The mysterious aerial objects were reported to be seen flying at 200 mph (325 kph) alongside the aircraft. At times, the objects appeared singly, while at other times, they appeared in formations. However, neither the ground control nor the airborne radar could register the glowing objects.
A Mystery In The Sky
The foo fighters were seen on various occasions by different people around the globe. One of the significant sightings was reported in the Indian Ocean. Two sailors of S.S. Pulaski, a Polish vessel, reported that they saw strange green colored light balls nearly half the size of a full moon.
The U.S. Eighth Air Force’s Charles R. Bastien also reported seeing the foo fighters over the area of the border between the Netherlands and Belgium. He described them as fog lights that were flying at high speed and were able to rapidly change their directions.
Duane Adams, a Career U.S. Air Force pilot even reported seeing the foo fighters twice. He described them as a bright light that followed his aircraft for nearly half an hour, before quickly disappearing in the sky. Both times, he saw the glowing objects over the South Pacific in the nighttime, witnessed by the whole aircraft crew.
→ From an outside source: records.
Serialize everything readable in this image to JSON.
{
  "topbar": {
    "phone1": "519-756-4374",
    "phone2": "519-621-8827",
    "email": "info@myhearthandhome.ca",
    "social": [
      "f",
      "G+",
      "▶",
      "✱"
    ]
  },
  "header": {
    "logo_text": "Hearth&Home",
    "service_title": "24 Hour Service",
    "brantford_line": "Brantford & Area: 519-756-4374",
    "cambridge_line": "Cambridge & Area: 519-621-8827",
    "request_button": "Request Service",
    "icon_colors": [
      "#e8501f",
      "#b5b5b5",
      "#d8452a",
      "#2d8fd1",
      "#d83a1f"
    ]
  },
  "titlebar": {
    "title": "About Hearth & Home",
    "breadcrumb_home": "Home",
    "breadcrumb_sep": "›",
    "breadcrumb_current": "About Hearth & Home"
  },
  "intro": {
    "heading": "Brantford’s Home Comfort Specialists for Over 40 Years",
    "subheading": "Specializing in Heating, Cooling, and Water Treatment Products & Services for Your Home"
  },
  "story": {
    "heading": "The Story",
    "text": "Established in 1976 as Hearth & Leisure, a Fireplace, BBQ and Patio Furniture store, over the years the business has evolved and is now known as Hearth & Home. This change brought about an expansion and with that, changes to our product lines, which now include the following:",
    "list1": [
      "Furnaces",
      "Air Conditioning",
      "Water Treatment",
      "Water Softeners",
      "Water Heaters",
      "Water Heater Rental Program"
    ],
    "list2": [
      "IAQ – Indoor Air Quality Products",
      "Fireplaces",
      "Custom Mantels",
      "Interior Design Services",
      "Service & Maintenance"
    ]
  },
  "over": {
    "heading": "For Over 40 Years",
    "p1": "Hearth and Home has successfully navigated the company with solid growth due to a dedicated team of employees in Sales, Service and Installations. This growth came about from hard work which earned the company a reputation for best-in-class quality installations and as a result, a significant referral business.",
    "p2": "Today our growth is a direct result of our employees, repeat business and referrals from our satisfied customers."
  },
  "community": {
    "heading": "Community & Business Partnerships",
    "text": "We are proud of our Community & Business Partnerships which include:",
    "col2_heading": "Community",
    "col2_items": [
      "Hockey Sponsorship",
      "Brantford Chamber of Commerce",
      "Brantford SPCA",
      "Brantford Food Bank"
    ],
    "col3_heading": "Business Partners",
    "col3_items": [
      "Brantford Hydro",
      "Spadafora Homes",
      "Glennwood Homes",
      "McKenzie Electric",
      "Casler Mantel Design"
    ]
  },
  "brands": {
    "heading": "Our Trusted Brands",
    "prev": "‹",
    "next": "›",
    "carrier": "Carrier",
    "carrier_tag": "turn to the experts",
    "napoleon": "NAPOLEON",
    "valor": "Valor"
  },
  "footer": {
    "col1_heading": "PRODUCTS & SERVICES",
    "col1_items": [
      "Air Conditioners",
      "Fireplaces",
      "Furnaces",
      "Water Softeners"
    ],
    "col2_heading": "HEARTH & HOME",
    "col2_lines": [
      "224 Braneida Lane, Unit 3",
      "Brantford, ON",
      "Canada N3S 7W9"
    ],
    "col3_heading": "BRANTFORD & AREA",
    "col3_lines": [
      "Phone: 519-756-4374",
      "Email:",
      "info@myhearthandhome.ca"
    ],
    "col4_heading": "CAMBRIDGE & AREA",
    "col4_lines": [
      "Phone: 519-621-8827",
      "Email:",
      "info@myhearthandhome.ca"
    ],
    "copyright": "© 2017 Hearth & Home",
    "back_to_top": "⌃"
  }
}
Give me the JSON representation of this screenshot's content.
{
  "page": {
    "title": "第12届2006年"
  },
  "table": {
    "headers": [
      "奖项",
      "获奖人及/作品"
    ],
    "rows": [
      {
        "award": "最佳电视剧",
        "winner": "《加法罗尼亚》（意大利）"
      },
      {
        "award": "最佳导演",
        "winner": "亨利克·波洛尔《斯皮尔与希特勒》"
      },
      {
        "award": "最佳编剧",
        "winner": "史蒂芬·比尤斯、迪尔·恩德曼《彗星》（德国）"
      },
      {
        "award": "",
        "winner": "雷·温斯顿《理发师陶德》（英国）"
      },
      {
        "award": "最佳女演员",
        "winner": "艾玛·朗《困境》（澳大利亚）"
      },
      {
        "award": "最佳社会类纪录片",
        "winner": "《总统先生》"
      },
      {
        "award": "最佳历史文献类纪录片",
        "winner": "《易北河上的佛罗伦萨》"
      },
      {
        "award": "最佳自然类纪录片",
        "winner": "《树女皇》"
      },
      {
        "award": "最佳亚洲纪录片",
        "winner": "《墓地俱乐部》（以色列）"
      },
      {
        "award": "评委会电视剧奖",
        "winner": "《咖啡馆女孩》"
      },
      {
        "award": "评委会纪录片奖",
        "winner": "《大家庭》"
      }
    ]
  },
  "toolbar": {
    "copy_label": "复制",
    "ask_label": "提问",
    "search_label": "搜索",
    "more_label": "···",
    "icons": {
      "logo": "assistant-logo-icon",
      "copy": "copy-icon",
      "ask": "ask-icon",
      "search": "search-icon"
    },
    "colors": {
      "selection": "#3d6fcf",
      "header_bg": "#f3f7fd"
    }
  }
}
The pilots of a Pakistan International Airlines flight also spotted a foo fighter in the Karachi sky. However, they had seen this mysterious object during the daytime. They described the object to be round in shape with a metal ring, and it emitted white-colored light from its center.
The captain of the flight added that it was difficult to find out whether the glowing object was actually moving slowly or hovering due to the relative motion. However, when this case was investigated, it was found out that the object was a lenticular cloud. While these are just a few examples, there exist a number of other records which show that foo fighters were not an uncommon sighting.
Theories and Explanations
Different researchers and scientists offered different theories to explain the appearance of glowing objects in the sky. According to the author Renato Vesco, the foo fighters could indeed be the Nazi secret weapons which he had written about in “Intercept UFO.” He revived the wartime theory and stated that the foo fighters were a kind of jet-propelled, automatically guided, and ground-launched flak mine, dubbed the “Feuerball” or fireball.
On the other hand, some other researchers theorized that foo fighters could be the weather phenomenon called St. Elmo’s Fire. This phenomenon, although extremely rare, is well attested by sightings from a number of sailors who consider it to be a good omen.
St Elmo’s Fire is a plasma which sparks independent of the ground or clouds, which makes it distinct from lightning. The sparks can occur near the wings of aircraft and ship’s masts and produce a blue or violet glow. while this has some similarities with the foo fighters, the pilots who had witnessed the glowing objects discarded this idea owing to the striking difference in the color of the light.
Some researchers also believed that the phenomenon was nothing but a mistake made by the pilots: a reflection, or misidentified star, or outright hallucination. They stated that the pilots were likely seeing mysterious objects due to combat fatigue. The impact of the war led to a number of psychological and physical issues among the people, and the sighting was a result of one such issue.
However, the airmen did not find the theory to be credible. They were not ready to believe that they hallucinated due to battle fatigue. So, even after much research, the origins and nature of the foo fighters remain unknown.
Top Image: The foo fighters have remained unidentified for almost 80 years. Source: dreese / CC BY-SA 3.0.
By Bipin Dimri